## TASK
Each and every line of the data must appear exactly as given.

## DATA FOR THIS TASK
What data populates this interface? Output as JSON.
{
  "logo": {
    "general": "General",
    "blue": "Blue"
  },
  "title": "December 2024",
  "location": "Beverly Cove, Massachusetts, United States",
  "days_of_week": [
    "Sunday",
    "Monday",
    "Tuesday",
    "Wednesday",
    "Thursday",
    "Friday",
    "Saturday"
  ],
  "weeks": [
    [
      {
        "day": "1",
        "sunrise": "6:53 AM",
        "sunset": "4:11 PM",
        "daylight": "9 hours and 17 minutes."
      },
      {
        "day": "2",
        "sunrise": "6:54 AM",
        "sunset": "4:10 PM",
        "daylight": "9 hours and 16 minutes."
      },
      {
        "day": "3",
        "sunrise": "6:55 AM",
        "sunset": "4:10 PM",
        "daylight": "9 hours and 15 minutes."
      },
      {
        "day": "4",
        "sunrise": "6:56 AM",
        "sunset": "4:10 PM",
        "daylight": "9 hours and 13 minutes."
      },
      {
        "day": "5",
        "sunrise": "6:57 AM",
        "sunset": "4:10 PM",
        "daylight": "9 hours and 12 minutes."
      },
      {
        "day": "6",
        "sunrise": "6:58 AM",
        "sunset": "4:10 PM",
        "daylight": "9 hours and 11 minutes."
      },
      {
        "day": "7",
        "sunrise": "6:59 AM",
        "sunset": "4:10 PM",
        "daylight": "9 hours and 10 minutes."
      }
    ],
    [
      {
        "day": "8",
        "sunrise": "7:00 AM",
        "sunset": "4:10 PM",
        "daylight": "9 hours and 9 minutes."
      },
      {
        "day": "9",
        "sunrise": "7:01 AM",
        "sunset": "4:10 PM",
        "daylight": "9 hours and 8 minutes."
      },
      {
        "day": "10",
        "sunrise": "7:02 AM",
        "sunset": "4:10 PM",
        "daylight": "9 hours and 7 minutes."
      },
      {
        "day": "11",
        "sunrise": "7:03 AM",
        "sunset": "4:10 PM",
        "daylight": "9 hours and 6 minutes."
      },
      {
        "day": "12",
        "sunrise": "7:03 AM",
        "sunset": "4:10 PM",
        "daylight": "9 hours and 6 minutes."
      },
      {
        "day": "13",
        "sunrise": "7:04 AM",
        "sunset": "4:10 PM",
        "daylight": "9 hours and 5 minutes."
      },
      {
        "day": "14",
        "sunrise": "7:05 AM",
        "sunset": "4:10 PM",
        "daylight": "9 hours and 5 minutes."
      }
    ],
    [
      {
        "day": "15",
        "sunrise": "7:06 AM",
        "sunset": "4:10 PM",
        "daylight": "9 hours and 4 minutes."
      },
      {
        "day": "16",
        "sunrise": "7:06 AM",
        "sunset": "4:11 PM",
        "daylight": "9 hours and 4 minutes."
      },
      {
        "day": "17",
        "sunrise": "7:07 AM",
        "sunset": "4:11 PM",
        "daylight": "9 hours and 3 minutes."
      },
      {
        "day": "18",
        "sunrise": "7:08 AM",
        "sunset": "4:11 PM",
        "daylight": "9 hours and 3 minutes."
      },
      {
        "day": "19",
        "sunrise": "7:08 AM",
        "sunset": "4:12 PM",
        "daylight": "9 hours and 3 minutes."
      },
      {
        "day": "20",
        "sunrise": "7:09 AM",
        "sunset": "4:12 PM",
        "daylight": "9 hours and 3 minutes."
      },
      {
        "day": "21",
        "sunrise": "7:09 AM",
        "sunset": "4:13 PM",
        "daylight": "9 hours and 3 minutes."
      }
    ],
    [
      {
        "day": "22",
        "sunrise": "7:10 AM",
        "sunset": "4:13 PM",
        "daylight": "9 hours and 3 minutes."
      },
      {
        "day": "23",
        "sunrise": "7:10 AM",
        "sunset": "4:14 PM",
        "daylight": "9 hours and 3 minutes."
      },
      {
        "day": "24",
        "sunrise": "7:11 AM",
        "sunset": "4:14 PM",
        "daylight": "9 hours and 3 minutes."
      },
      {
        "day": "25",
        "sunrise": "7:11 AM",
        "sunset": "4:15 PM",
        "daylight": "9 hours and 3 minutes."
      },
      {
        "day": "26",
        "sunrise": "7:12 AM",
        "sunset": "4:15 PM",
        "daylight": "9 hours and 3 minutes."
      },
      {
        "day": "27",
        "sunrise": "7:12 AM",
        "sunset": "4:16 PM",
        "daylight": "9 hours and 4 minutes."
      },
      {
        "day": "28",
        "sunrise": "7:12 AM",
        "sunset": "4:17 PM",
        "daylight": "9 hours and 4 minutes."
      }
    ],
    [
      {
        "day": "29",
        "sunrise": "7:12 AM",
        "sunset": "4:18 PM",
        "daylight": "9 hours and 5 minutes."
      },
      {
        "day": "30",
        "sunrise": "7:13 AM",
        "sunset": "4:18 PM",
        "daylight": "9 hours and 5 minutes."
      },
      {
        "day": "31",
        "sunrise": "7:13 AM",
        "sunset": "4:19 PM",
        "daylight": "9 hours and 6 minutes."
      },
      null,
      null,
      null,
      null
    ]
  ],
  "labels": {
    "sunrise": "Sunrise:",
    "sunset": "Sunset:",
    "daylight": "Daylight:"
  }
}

## ANSWER SPACE
What data populates this interface? Output as JSON.
{
  "logo": {
    "general": "General",
    "blue": "Blue"
  },
  "title": "December 2024",
  "location": "Beverly Cove, Massachusetts, United States",
  "days_of_week": [
    "Sunday",
    "Monday",
    "Tuesday",
    "Wednesday",
    "Thursday",
    "Friday",
    "Saturday"
  ],
  "weeks": [
    [
      {
        "day": "1",
        "sunrise": "6:53 AM",
        "sunset": "4:11 PM",
        "daylight": "9 hours and 17 minutes."
      },
      {
        "day": "2",
        "sunrise": "6:54 AM",
        "sunset": "4:10 PM",
        "daylight": "9 hours and 16 minutes."
      },
      {
        "day": "3",
        "sunrise": "6:55 AM",
        "sunset": "4:10 PM",
        "daylight": "9 hours and 15 minutes."
      },
      {
        "day": "4",
        "sunrise": "6:56 AM",
        "sunset": "4:10 PM",
        "daylight": "9 hours and 13 minutes."
      },
      {
        "day": "5",
        "sunrise": "6:57 AM",
        "sunset": "4:10 PM",
        "daylight": "9 hours and 12 minutes."
      },
      {
        "day": "6",
        "sunrise": "6:58 AM",
        "sunset": "4:10 PM",
        "daylight": "9 hours and 11 minutes."
      },
      {
        "day": "7",
        "sunrise": "6:59 AM",
        "sunset": "4:10 PM",
        "daylight": "9 hours and 10 minutes."
      }
    ],
    [
      {
        "day": "8",
        "sunrise": "7:00 AM",
        "sunset": "4:10 PM",
        "daylight": "9 hours and 9 minutes."
      },
      {
        "day": "9",
        "sunrise": "7:01 AM",
        "sunset": "4:10 PM",
        "daylight": "9 hours and 8 minutes."
      },
      {
        "day": "10",
        "sunrise": "7:02 AM",
        "sunset": "4:10 PM",
        "daylight": "9 hours and 7 minutes."
      },
      {
        "day": "11",
        "sunrise": "7:03 AM",
        "sunset": "4:10 PM",
        "daylight": "9 hours and 6 minutes."
      },
      {
        "day": "12",
        "sunrise": "7:03 AM",
        "sunset": "4:10 PM",
        "daylight": "9 hours and 6 minutes."
      },
      {
        "day": "13",
        "sunrise": "7:04 AM",
        "sunset": "4:10 PM",
        "daylight": "9 hours and 5 minutes."
      },
      {
        "day": "14",
        "sunrise": "7:05 AM",
        "sunset": "4:10 PM",
        "daylight": "9 hours and 5 minutes."
      }
    ],
    [
      {
        "day": "15",
        "sunrise": "7:06 AM",
        "sunset": "4:10 PM",
        "daylight": "9 hours and 4 minutes."
      },
      {
        "day": "16",
        "sunrise": "7:06 AM",
        "sunset": "4:11 PM",
        "daylight": "9 hours and 4 minutes."
      },
      {
        "day": "17",
        "sunrise": "7:07 AM",
        "sunset": "4:11 PM",
        "daylight": "9 hours and 3 minutes."
      },
      {
        "day": "18",
        "sunrise": "7:08 AM",
        "sunset": "4:11 PM",
        "daylight": "9 hours and 3 minutes."
      },
      {
        "day": "19",
        "sunrise": "7:08 AM",
        "sunset": "4:12 PM",
        "daylight": "9 hours and 3 minutes."
      },
      {
        "day": "20",
        "sunrise": "7:09 AM",
        "sunset": "4:12 PM",
        "daylight": "9 hours and 3 minutes."
      },
      {
        "day": "21",
        "sunrise": "7:09 AM",
        "sunset": "4:13 PM",
        "daylight": "9 hours and 3 minutes."
      }
    ],
    [
      {
        "day": "22",
        "sunrise": "7:10 AM",
        "sunset": "4:13 PM",
        "daylight": "9 hours and 3 minutes."
      },
      {
        "day": "23",
        "sunrise": "7:10 AM",
        "sunset": "4:14 PM",
        "daylight": "9 hours and 3 minutes."
      },
      {
        "day": "24",
        "sunrise": "7:11 AM",
        "sunset": "4:14 PM",
        "daylight": "9 hours and 3 minutes."
      },
      {
        "day": "25",
        "sunrise": "7:11 AM",
        "sunset": "4:15 PM",
        "daylight": "9 hours and 3 minutes."
      },
      {
        "day": "26",
        "sunrise": "7:12 AM",
        "sunset": "4:15 PM",
        "daylight": "9 hours and 3 minutes."
      },
      {
        "day": "27",
        "sunrise": "7:12 AM",
        "sunset": "4:16 PM",
        "daylight": "9 hours and 4 minutes."
      },
      {
        "day": "28",
        "sunrise": "7:12 AM",
        "sunset": "4:17 PM",
        "daylight": "9 hours and 4 minutes."
      }
    ],
    [
      {
        "day": "29",
        "sunrise": "7:12 AM",
        "sunset": "4:18 PM",
        "daylight": "9 hours and 5 minutes."
      },
      {
        "day": "30",
        "sunrise": "7:13 AM",
        "sunset": "4:18 PM",
        "daylight": "9 hours and 5 minutes."
      },
      {
        "day": "31",
        "sunrise": "7:13 AM",
        "sunset": "4:19 PM",
        "daylight": "9 hours and 6 minutes."
      },
      null,
      null,
      null,
      null
    ]
  ],
  "labels": {
    "sunrise": "Sunrise:",
    "sunset": "Sunset:",
    "daylight": "Daylight:"
  }
}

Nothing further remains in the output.